Task to complete:
Each line of the records that holds "target" should be shown in full.
※ ※ ※
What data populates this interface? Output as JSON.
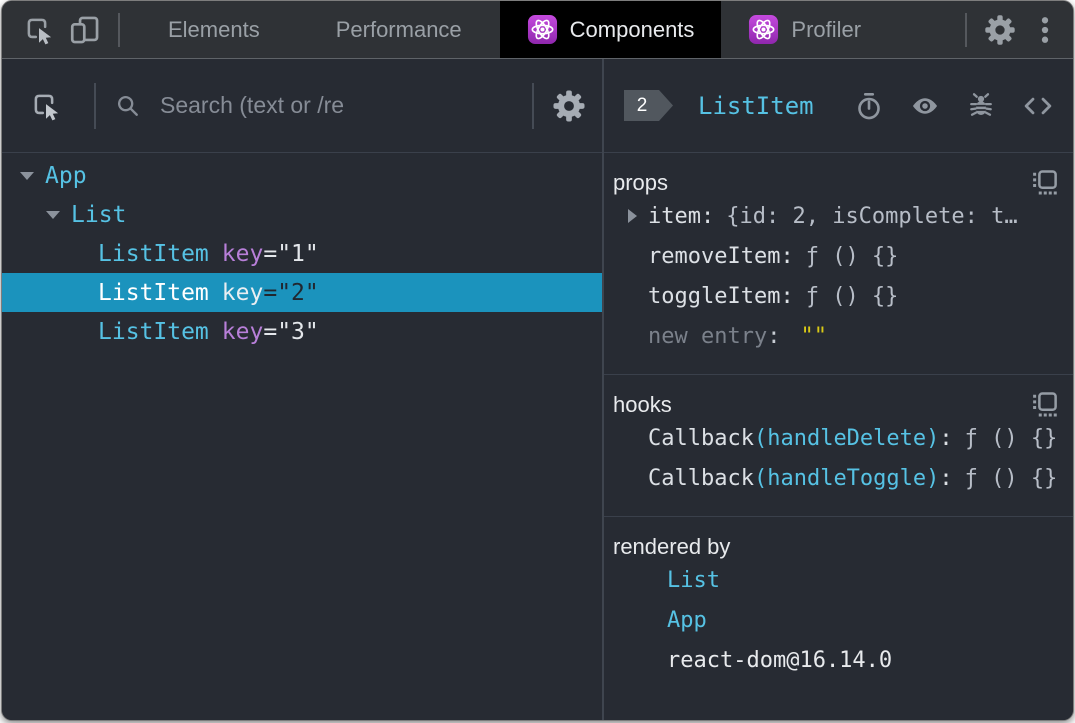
{
  "strings": {
    "colon": ":",
    "eq": "="
  },
  "colors": {
    "accent_cyan": "#56c2e4",
    "selected_row_teal": "#1b93bd",
    "react_logo_purple": "#a63fc2",
    "attribute_purple": "#b87fd9",
    "editable_value_yellow": "#d9c916",
    "panel_background": "#272b33",
    "active_tab_background": "#000000"
  },
  "topbar": {
    "tabs": {
      "elements": "Elements",
      "performance": "Performance",
      "components": "Components",
      "profiler": "Profiler"
    }
  },
  "left_panel": {
    "search_placeholder": "Search (text or /re",
    "tree": {
      "rows": [
        {
          "name": "App"
        },
        {
          "name": "List"
        },
        {
          "name": "ListItem",
          "attr": "key",
          "value": "\"1\""
        },
        {
          "name": "ListItem",
          "attr": "key",
          "value": "\"2\"",
          "selected": true
        },
        {
          "name": "ListItem",
          "attr": "key",
          "value": "\"3\""
        }
      ]
    }
  },
  "right_panel": {
    "header": {
      "badge": "2",
      "title": "ListItem"
    },
    "props": {
      "label": "props",
      "rows": [
        {
          "name": "item",
          "value": "{id: 2, isComplete: t…"
        },
        {
          "name": "removeItem",
          "value": "ƒ () {}"
        },
        {
          "name": "toggleItem",
          "value": "ƒ () {}"
        },
        {
          "name": "new entry",
          "value": "\"\""
        }
      ]
    },
    "hooks": {
      "label": "hooks",
      "rows": [
        {
          "name": "Callback",
          "target": "(handleDelete)",
          "value": "ƒ () {}"
        },
        {
          "name": "Callback",
          "target": "(handleToggle)",
          "value": "ƒ () {}"
        }
      ]
    },
    "rendered_by": {
      "label": "rendered by",
      "items": [
        {
          "label": "List"
        },
        {
          "label": "App"
        },
        {
          "label": "react-dom@16.14.0"
        }
      ]
    }
  }
}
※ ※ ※
Written solution:
          "target": "(handleDelete)",
          "target": "(handleToggle)",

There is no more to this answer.